As with most things, when we can’t have it, we spend an awful lot of time thinking about it. Front door steps and cold door handles that we skipped over and pushed without a care in the world, without a second glance, now consume our thoughts entirely – we cannot stop thinking about the curve of their metal, the patterns imprinted on the doormat. We consider them with new eyes, what they mean to us, what they can offer us, what it will be like to step over them once more, when we can.

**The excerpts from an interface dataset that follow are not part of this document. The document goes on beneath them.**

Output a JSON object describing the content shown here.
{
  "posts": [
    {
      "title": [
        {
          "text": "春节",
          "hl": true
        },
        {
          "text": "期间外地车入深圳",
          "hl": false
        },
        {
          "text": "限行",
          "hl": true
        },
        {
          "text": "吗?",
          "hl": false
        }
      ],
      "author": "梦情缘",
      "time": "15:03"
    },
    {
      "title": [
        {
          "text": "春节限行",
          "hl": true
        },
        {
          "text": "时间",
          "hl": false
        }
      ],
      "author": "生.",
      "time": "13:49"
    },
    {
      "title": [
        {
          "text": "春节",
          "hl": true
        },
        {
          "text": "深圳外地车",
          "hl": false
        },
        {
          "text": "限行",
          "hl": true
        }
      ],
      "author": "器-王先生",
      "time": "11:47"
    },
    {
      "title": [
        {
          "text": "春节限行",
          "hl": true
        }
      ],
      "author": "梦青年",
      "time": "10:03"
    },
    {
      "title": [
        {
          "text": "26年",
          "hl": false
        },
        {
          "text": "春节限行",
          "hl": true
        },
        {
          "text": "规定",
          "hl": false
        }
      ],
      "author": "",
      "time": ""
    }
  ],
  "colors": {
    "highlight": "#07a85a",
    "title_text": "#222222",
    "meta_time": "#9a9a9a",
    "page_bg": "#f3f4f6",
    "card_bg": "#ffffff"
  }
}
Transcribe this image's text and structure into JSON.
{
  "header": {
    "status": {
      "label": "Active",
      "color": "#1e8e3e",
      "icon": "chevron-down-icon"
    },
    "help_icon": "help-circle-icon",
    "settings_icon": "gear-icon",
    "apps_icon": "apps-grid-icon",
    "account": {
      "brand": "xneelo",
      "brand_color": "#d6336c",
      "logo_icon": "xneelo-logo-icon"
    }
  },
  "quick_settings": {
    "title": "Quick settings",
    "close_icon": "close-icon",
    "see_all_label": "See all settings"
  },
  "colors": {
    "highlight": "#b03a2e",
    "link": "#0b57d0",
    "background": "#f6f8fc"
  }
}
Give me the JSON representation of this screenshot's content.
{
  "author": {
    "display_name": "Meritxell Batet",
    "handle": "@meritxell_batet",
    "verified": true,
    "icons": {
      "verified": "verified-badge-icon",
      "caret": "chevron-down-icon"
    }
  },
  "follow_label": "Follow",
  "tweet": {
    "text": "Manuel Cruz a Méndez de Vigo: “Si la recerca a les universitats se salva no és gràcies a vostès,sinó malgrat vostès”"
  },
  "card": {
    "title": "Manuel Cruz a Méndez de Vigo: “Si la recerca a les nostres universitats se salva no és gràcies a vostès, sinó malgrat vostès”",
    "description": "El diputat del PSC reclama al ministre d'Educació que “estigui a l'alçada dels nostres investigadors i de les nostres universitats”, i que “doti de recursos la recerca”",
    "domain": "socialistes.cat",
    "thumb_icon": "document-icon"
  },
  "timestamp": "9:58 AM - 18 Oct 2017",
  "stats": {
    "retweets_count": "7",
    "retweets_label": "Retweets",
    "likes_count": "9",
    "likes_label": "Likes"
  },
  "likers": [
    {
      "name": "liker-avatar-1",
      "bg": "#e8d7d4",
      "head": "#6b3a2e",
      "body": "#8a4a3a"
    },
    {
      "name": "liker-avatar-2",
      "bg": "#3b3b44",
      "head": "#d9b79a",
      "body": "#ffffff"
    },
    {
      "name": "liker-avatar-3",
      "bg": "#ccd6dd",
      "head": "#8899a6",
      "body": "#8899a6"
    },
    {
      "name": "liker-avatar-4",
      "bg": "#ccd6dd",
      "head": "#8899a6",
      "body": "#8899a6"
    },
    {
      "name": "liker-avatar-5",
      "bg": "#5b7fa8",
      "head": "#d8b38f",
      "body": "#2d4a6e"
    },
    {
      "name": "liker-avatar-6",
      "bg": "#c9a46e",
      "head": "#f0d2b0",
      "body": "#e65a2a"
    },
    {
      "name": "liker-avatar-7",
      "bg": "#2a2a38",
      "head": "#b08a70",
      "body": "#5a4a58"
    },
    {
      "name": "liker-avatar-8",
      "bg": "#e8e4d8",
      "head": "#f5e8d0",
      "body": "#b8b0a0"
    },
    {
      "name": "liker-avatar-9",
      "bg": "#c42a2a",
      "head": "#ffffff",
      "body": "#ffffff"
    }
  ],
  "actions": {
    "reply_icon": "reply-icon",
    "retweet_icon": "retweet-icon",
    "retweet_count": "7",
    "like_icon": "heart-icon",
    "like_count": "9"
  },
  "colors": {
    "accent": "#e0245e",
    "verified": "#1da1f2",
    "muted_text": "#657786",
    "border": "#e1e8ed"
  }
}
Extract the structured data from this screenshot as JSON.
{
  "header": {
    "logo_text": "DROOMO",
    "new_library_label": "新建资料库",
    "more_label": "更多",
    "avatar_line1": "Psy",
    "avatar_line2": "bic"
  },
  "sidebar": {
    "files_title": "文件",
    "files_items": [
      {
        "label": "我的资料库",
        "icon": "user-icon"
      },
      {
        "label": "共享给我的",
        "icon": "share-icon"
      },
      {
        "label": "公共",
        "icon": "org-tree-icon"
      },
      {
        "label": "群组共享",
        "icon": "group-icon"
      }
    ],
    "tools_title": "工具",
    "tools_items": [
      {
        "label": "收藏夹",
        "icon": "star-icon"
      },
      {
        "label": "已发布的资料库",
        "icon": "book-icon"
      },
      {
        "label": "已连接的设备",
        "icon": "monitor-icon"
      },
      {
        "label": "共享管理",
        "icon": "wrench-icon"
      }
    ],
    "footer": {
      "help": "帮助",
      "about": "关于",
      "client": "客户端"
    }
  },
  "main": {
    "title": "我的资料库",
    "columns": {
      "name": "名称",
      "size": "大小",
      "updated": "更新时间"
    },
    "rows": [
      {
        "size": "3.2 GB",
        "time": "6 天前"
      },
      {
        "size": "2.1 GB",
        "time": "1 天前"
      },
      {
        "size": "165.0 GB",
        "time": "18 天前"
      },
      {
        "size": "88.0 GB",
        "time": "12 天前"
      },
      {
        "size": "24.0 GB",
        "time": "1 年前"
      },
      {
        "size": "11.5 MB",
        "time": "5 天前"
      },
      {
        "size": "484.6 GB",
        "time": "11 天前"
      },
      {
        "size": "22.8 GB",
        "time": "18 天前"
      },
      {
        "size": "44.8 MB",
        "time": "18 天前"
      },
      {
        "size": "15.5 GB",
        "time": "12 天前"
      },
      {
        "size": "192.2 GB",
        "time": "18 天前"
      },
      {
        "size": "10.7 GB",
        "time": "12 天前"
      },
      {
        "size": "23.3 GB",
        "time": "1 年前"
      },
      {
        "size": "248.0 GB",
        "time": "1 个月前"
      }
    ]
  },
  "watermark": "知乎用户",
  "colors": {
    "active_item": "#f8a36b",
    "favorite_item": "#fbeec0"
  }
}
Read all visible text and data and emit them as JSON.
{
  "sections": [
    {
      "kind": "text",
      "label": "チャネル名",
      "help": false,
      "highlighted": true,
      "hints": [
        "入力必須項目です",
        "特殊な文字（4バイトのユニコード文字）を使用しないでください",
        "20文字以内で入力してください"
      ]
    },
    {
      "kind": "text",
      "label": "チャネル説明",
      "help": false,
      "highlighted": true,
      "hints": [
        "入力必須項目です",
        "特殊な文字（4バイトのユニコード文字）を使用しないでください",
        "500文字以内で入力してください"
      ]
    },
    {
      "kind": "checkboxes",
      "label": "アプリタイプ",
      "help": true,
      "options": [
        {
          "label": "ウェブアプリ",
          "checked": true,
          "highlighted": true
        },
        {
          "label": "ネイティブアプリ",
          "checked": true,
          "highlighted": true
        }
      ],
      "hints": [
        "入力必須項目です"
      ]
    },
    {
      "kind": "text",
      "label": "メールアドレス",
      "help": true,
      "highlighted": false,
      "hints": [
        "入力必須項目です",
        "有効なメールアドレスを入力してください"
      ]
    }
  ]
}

And this issue, like all BRIZO issues, takes this cultural and social magnification and steps it up a notch, as the brilliant authors and artists and creators within its pages reconstruct beautiful, glistening doorways, as if we’ve stepped into the bastard lovechild of the Monsters Inc. factory and the Palace of Versailles. There – a golden door into a world of spices and painted houses and little girls dreaming of the streets below! There – a silver, sleek one, like the first step into the Shard, full of sharp, humorous prose about first impressions. There – one painted a glossy red, inlaid with pink roses, from which behind you can smell candles burning and hear lover’s laughter. Our authors and artists, brilliant humans they are, not only discuss doorways every which way, both in their physical and metaphorical state, but give you a million ones to walk through. Into the worlds of their minds, into the soaring ceilings and richly carpeted floors of their prose, of their paint strokes. You, you lucky so-and-so, have been given something back by the creators of this magazine – the ability to walk through a threshold into a new place, a place other than the four square walls of your kitchen, a place other than the aimless empty shelves of Sainsburys. They’ve given you the opportunity to travel, to step through to another world.
Well, what are you waiting for, then?
Cover by Alcira Hava and Jade Fagersten